    The story of Prahlad!
    It was one of the most exciting one during my childhood.

  • HHH

    its not butter its makhan

    • Ambaa

      makhan is translated as butter pretty much universally

      • Sarah Logan

        its white butter not simply butter..

  • HHH

    try makhan someday & u will understand the difference

  • Namaste. I am trying to find out which translation of the Ramayana would be the best. (if you know it, list it in your comments) I have the Valmiki Ramayana version, edited by Editor Dutt, and just found the Sri Ramacaritamanasa from Gita Press. My feel is that the Valmiki version as edited and translated is heavily British-influenced because of how it’s worded. The second version from Gita Press has both Hindi and English, whereas the Valmiki version has only English, and the scans of the original pages are not done very well, resulting in the clipping of either side of the text, so you have to guess at the word endings and beginnings on the right and left sides, respectively. The Gita Press version is of digital origin now (not scanned in but entered and typeset on the computer). The thing about the Gita Press version is that I don’t know Hindi enough to be able to pronounce the words accurately, since you have to account for the schwa syncope rule less than 90% of the time. If you want to brush up on your ability to read Hindi or Nagari script for that matter while enjoying the story, this would be the one to go with.
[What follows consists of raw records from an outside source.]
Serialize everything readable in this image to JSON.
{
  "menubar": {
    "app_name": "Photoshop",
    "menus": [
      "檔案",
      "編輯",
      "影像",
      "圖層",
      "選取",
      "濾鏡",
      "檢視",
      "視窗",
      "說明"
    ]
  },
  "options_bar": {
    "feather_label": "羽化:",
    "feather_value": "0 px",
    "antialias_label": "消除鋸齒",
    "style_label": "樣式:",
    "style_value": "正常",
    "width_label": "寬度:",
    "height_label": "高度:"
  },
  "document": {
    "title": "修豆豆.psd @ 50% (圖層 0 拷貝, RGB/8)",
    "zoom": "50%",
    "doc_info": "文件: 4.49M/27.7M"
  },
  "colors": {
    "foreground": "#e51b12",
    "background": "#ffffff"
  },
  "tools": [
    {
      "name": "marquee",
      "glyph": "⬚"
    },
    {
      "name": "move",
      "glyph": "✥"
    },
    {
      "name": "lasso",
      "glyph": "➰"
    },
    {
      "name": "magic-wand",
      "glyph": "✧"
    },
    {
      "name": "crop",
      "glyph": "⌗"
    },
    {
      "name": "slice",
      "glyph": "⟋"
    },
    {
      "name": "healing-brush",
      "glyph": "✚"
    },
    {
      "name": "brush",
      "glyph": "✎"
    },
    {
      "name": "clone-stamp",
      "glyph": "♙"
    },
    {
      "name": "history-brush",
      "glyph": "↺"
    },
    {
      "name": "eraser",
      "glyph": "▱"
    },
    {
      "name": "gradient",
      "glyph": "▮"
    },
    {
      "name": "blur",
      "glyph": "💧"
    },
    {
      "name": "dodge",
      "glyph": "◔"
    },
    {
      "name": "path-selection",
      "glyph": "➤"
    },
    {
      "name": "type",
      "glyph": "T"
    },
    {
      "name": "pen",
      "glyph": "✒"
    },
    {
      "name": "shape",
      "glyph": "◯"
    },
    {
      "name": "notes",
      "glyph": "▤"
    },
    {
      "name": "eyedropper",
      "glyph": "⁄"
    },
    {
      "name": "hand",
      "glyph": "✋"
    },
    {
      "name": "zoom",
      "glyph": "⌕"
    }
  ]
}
Your advice is much appreciated.

  • Sarah Logan

    you write about Hanuman that he is a servant of Lord Rama but its not true He is a great devotee of Lord Rama and their is a huge difference between Devotee and servant. i hope you correct this soon…